## Task item
The entries are to be returned exactly as written.

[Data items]
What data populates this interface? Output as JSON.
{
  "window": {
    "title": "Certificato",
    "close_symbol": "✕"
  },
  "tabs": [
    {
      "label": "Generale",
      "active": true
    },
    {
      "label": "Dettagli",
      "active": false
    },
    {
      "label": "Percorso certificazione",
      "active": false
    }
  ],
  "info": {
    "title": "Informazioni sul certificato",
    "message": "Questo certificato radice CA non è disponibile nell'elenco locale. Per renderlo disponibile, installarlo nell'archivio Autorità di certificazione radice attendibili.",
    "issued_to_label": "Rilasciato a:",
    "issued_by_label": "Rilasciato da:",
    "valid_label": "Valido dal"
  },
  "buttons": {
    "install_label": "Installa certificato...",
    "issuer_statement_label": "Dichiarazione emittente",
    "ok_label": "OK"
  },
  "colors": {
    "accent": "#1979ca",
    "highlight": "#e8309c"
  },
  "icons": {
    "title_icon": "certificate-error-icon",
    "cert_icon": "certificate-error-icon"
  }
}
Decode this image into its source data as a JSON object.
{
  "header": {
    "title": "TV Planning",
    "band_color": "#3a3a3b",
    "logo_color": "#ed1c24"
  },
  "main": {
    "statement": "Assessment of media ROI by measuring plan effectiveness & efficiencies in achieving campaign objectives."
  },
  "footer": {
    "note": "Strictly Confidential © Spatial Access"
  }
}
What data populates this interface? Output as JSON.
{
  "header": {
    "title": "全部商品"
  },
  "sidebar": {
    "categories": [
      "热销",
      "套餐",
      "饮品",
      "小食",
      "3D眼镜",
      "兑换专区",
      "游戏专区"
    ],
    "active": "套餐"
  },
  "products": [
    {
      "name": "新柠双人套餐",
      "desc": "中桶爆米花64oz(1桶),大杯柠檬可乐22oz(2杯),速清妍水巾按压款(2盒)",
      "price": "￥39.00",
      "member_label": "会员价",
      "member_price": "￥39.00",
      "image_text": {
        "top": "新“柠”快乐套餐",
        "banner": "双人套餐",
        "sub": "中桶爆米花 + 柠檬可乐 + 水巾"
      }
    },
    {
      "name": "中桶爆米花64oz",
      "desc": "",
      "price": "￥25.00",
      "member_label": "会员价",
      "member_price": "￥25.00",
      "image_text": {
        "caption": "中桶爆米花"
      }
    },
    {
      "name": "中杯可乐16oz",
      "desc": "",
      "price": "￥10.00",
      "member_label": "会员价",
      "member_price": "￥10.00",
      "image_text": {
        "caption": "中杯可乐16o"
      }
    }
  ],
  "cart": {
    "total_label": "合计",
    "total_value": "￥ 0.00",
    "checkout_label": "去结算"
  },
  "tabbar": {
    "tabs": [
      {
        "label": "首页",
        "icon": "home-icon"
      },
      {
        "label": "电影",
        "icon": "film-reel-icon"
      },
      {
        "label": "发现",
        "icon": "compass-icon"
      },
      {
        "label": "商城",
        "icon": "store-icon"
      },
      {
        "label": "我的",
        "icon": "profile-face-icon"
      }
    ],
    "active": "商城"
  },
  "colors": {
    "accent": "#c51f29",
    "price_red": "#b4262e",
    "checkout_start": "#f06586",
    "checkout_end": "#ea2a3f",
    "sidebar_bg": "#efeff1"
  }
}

## Response area
What data populates this interface? Output as JSON.
{
  "window": {
    "title": "Certificato",
    "close_symbol": "✕"
  },
  "tabs": [
    {
      "label": "Generale",
      "active": true
    },
    {
      "label": "Dettagli",
      "active": false
    },
    {
      "label": "Percorso certificazione",
      "active": false
    }
  ],
  "info": {
    "title": "Informazioni sul certificato",
    "message": "Questo certificato radice CA non è disponibile nell'elenco locale. Per renderlo disponibile, installarlo nell'archivio Autorità di certificazione radice attendibili.",
    "issued_to_label": "Rilasciato a:",
    "issued_by_label": "Rilasciato da:",
    "valid_label": "Valido dal"
  },
  "buttons": {
    "install_label": "Installa certificato...",
    "issuer_statement_label": "Dichiarazione emittente",
    "ok_label": "OK"
  },
  "colors": {
    "accent": "#1979ca",
    "highlight": "#e8309c"
  },
  "icons": {
    "title_icon": "certificate-error-icon",
    "cert_icon": "certificate-error-icon"
  }
}
Decode this image into its source data as a JSON object.
{
  "header": {
    "title": "TV Planning",
    "band_color": "#3a3a3b",
    "logo_color": "#ed1c24"
  },
  "main": {
    "statement": "Assessment of media ROI by measuring plan effectiveness & efficiencies in achieving campaign objectives."
  },
  "footer": {
    "note": "Strictly Confidential © Spatial Access"
  }
}
What data populates this interface? Output as JSON.
{
  "header": {
    "title": "全部商品"
  },
  "sidebar": {
    "categories": [
      "热销",
      "套餐",
      "饮品",
      "小食",
      "3D眼镜",
      "兑换专区",
      "游戏专区"
    ],
    "active": "套餐"
  },
  "products": [
    {
      "name": "新柠双人套餐",
      "desc": "中桶爆米花64oz(1桶),大杯柠檬可乐22oz(2杯),速清妍水巾按压款(2盒)",
      "price": "￥39.00",
      "member_label": "会员价",
      "member_price": "￥39.00",
      "image_text": {
        "top": "新“柠”快乐套餐",
        "banner": "双人套餐",
        "sub": "中桶爆米花 + 柠檬可乐 + 水巾"
      }
    },
    {
      "name": "中桶爆米花64oz",
      "desc": "",
      "price": "￥25.00",
      "member_label": "会员价",
      "member_price": "￥25.00",
      "image_text": {
        "caption": "中桶爆米花"
      }
    },
    {
      "name": "中杯可乐16oz",
      "desc": "",
      "price": "￥10.00",
      "member_label": "会员价",
      "member_price": "￥10.00",
      "image_text": {
        "caption": "中杯可乐16o"
      }
    }
  ],
  "cart": {
    "total_label": "合计",
    "total_value": "￥ 0.00",
    "checkout_label": "去结算"
  },
  "tabbar": {
    "tabs": [
      {
        "label": "首页",
        "icon": "home-icon"
      },
      {
        "label": "电影",
        "icon": "film-reel-icon"
      },
      {
        "label": "发现",
        "icon": "compass-icon"
      },
      {
        "label": "商城",
        "icon": "store-icon"
      },
      {
        "label": "我的",
        "icon": "profile-face-icon"
      }
    ],
    "active": "商城"
  },
  "colors": {
    "accent": "#c51f29",
    "price_red": "#b4262e",
    "checkout_start": "#f06586",
    "checkout_end": "#ea2a3f",
    "sidebar_bg": "#efeff1"
  }
}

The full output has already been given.